▶ **Raw data**
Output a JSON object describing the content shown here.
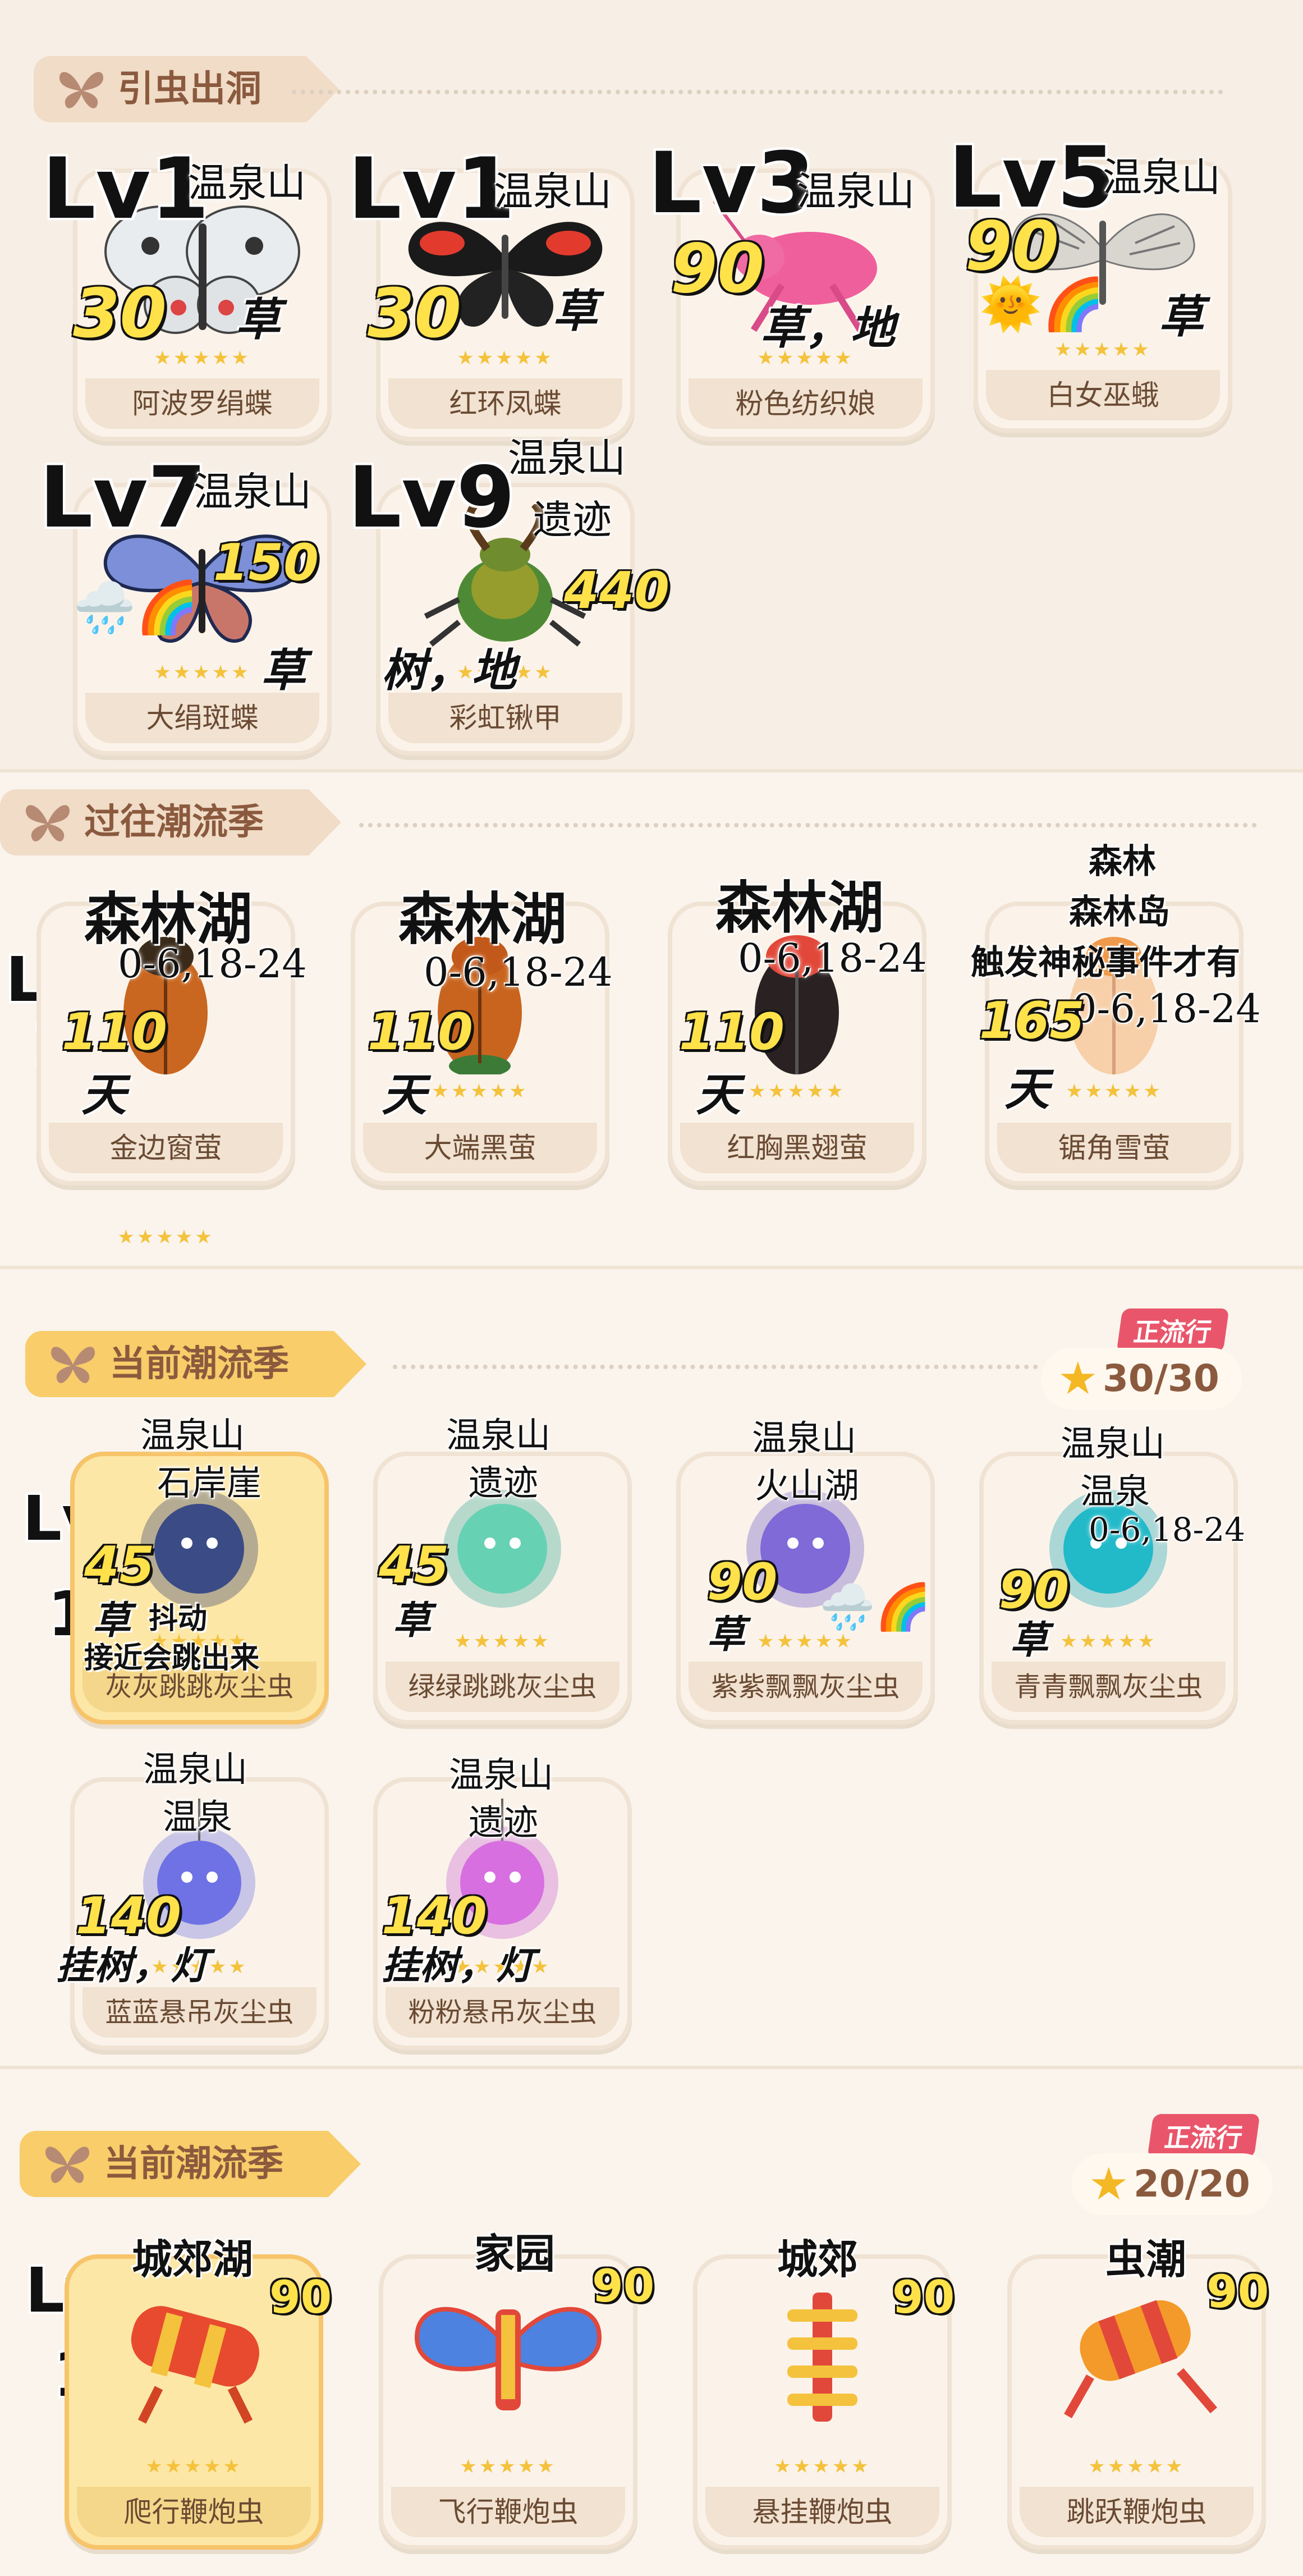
{
  "sec1": {
    "title": "引虫出洞",
    "cards": [
      {
        "name": "阿波罗绢蝶",
        "lv": "Lv1",
        "num": "30",
        "loc": "温泉山",
        "hab": "草"
      },
      {
        "name": "红环凤蝶",
        "lv": "Lv1",
        "num": "30",
        "loc": "温泉山",
        "hab": "草"
      },
      {
        "name": "粉色纺织娘",
        "lv": "Lv3",
        "num": "90",
        "loc": "温泉山",
        "hab": "草，地"
      },
      {
        "name": "白女巫蛾",
        "lv": "Lv5",
        "num": "90",
        "loc": "温泉山",
        "hab": "草"
      },
      {
        "name": "大绢斑蝶",
        "lv": "Lv7",
        "num": "150",
        "loc": "温泉山",
        "hab": "草"
      },
      {
        "name": "彩虹锹甲",
        "lv": "Lv9",
        "num": "440",
        "loc": "温泉山",
        "loc2": "遗迹",
        "hab": "树，地"
      }
    ]
  },
  "sec2": {
    "title": "过往潮流季",
    "lv": "Lv",
    "lvnum": "1",
    "cards": [
      {
        "name": "金边窗萤",
        "loc": "森林湖",
        "time": "0-6,18-24",
        "num": "110",
        "hab": "天"
      },
      {
        "name": "大端黑萤",
        "loc": "森林湖",
        "time": "0-6,18-24",
        "num": "110",
        "hab": "天"
      },
      {
        "name": "红胸黑翅萤",
        "loc": "森林湖",
        "time": "0-6,18-24",
        "num": "110",
        "hab": "天"
      },
      {
        "name": "锯角雪萤",
        "loc": "森林",
        "loc2": "森林岛",
        "loc3": "触发神秘事件才有",
        "time": "0-6,18-24",
        "num": "165",
        "hab": "天"
      }
    ]
  },
  "sec3": {
    "title": "当前潮流季",
    "badge": "正流行",
    "count": "30/30",
    "lv": "Lv",
    "lvnum": "1",
    "cards": [
      {
        "name": "灰灰跳跳灰尘虫",
        "loc": "温泉山",
        "loc2": "石岸崖",
        "num": "45",
        "hab": "草",
        "note1": "抖动",
        "note2": "接近会跳出来"
      },
      {
        "name": "绿绿跳跳灰尘虫",
        "loc": "温泉山",
        "loc2": "遗迹",
        "num": "45",
        "hab": "草"
      },
      {
        "name": "紫紫飘飘灰尘虫",
        "loc": "温泉山",
        "loc2": "火山湖",
        "num": "90",
        "hab": "草"
      },
      {
        "name": "青青飘飘灰尘虫",
        "loc": "温泉山",
        "loc2": "温泉",
        "time": "0-6,18-24",
        "num": "90",
        "hab": "草"
      },
      {
        "name": "蓝蓝悬吊灰尘虫",
        "loc": "温泉山",
        "loc2": "温泉",
        "num": "140",
        "hab": "挂树，灯"
      },
      {
        "name": "粉粉悬吊灰尘虫",
        "loc": "温泉山",
        "loc2": "遗迹",
        "num": "140",
        "hab": "挂树，灯"
      }
    ]
  },
  "sec4": {
    "title": "当前潮流季",
    "badge": "正流行",
    "count": "20/20",
    "lv": "Lv",
    "lvnum": "1",
    "cards": [
      {
        "name": "爬行鞭炮虫",
        "loc": "城郊湖",
        "num": "90"
      },
      {
        "name": "飞行鞭炮虫",
        "loc": "家园",
        "num": "90"
      },
      {
        "name": "悬挂鞭炮虫",
        "loc": "城郊",
        "num": "90"
      },
      {
        "name": "跳跃鞭炮虫",
        "loc": "虫潮",
        "num": "90"
      }
    ]
  },
  "stars": "★★★★★",
  "colors": {
    "accent": "#f8cd6a",
    "badge": "#e9566b",
    "star": "#f4c23c",
    "number": "#ffe24a"
  }
}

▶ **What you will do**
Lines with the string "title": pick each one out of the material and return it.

▶ **Your solution**
    "title": "引虫出洞",
    "title": "过往潮流季",
    "title": "当前潮流季",
    "title": "当前潮流季",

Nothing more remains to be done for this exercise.